WORK ITEM: Check every line below for the string "index", and copy the lines that contain it.

THE INPUT:
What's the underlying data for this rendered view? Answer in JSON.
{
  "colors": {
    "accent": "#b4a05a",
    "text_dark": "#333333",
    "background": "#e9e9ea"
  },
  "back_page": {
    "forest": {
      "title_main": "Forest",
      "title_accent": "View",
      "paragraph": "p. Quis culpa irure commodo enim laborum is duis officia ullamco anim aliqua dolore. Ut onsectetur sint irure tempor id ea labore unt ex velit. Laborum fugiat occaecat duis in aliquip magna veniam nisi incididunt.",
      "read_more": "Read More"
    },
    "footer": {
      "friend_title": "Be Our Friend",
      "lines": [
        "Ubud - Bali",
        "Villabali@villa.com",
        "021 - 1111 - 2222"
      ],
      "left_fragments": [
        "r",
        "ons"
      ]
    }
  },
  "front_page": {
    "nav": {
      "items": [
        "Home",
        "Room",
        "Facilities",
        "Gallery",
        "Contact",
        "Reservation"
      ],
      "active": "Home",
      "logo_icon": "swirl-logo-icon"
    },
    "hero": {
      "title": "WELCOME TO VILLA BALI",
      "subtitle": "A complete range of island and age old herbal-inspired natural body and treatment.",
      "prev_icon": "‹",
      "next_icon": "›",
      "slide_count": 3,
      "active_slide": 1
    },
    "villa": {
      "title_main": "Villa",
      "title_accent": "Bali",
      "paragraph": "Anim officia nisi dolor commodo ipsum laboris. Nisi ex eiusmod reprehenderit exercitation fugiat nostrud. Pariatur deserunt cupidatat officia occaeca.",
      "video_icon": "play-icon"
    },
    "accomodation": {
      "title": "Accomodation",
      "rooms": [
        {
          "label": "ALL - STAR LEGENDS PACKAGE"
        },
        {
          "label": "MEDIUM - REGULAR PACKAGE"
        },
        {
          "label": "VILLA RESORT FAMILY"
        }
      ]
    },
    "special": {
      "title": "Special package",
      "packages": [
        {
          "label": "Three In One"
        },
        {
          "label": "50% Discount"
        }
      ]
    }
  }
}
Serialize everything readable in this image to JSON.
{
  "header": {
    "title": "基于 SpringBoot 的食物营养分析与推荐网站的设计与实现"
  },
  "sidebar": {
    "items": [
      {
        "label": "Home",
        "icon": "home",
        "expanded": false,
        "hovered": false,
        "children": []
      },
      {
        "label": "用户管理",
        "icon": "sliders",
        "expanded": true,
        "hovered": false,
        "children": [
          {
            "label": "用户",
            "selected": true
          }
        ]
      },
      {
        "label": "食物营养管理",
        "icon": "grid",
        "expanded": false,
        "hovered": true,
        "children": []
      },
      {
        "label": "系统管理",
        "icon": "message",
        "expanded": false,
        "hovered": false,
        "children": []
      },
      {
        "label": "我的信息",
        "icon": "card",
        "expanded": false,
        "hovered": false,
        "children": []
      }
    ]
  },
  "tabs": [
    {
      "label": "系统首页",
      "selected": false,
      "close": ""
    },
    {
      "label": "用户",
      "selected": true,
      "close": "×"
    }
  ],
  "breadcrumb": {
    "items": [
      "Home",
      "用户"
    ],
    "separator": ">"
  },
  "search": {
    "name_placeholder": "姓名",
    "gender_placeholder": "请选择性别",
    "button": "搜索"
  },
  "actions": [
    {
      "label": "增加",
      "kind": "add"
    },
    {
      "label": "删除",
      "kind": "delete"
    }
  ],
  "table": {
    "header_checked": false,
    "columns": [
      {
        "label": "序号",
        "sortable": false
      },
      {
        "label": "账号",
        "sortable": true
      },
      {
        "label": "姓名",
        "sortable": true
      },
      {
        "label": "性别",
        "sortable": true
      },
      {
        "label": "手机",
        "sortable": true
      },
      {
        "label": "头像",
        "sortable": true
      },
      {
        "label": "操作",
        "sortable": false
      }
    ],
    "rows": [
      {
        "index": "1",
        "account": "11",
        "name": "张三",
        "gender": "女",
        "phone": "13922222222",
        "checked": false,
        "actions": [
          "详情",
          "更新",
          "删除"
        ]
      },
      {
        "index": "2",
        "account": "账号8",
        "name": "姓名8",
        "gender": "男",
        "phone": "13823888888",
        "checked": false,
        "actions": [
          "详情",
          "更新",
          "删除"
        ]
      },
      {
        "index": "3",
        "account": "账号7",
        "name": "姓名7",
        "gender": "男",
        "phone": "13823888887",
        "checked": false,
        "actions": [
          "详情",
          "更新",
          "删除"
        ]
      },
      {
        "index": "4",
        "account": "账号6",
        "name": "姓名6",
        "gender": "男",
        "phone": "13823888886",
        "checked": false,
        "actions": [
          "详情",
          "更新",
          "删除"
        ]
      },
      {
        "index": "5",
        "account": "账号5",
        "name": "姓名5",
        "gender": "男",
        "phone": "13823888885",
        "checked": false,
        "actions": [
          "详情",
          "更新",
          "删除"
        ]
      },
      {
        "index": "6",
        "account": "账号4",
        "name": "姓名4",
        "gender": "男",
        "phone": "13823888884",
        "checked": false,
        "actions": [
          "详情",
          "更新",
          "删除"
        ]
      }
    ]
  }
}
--
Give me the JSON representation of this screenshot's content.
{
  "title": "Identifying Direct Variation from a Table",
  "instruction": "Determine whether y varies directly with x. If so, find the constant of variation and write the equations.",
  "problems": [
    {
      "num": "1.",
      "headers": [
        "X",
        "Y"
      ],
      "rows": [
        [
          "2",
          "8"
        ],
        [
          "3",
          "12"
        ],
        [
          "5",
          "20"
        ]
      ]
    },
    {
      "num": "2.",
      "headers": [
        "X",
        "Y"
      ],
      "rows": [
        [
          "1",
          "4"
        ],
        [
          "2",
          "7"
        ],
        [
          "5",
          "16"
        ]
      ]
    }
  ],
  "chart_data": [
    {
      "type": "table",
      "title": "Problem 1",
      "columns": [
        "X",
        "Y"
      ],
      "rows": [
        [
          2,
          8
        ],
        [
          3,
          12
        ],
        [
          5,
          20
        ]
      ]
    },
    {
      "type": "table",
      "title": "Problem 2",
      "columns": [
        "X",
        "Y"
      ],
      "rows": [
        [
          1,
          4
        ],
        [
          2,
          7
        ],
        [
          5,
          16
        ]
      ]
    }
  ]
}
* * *
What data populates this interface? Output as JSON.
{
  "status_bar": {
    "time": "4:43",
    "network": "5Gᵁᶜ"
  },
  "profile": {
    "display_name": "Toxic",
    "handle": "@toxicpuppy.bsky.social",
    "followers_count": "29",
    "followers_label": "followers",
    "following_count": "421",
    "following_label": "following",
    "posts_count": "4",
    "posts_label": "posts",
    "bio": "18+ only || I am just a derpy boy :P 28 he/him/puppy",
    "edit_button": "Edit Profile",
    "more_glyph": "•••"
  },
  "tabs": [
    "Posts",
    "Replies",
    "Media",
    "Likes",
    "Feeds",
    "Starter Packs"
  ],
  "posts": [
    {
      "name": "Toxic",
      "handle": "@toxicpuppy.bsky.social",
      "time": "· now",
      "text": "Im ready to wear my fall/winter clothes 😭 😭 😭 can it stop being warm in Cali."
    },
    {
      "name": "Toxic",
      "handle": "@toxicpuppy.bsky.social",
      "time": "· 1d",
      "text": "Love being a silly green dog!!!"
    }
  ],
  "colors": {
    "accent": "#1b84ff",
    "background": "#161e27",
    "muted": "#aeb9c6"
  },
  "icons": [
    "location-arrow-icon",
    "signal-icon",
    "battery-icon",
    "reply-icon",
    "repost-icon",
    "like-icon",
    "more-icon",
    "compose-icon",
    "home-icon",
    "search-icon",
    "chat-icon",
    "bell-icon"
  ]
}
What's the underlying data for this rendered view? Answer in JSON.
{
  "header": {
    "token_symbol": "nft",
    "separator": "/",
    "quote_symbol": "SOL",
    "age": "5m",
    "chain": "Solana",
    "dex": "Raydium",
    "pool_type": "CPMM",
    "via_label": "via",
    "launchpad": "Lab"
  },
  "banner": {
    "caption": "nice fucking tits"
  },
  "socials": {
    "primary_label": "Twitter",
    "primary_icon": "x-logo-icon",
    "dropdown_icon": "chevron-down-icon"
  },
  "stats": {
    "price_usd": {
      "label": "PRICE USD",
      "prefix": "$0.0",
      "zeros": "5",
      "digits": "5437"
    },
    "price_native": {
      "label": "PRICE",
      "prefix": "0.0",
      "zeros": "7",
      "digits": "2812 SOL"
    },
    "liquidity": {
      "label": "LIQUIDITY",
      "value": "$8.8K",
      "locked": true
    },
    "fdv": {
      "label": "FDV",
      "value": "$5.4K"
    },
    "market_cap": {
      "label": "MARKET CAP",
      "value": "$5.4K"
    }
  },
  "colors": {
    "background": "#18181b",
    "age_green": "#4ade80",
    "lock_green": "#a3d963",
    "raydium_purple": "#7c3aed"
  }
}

ANSWER SPACE:
        "index": "1",
        "index": "2",
        "index": "3",
        "index": "4",
        "index": "5",
        "index": "6",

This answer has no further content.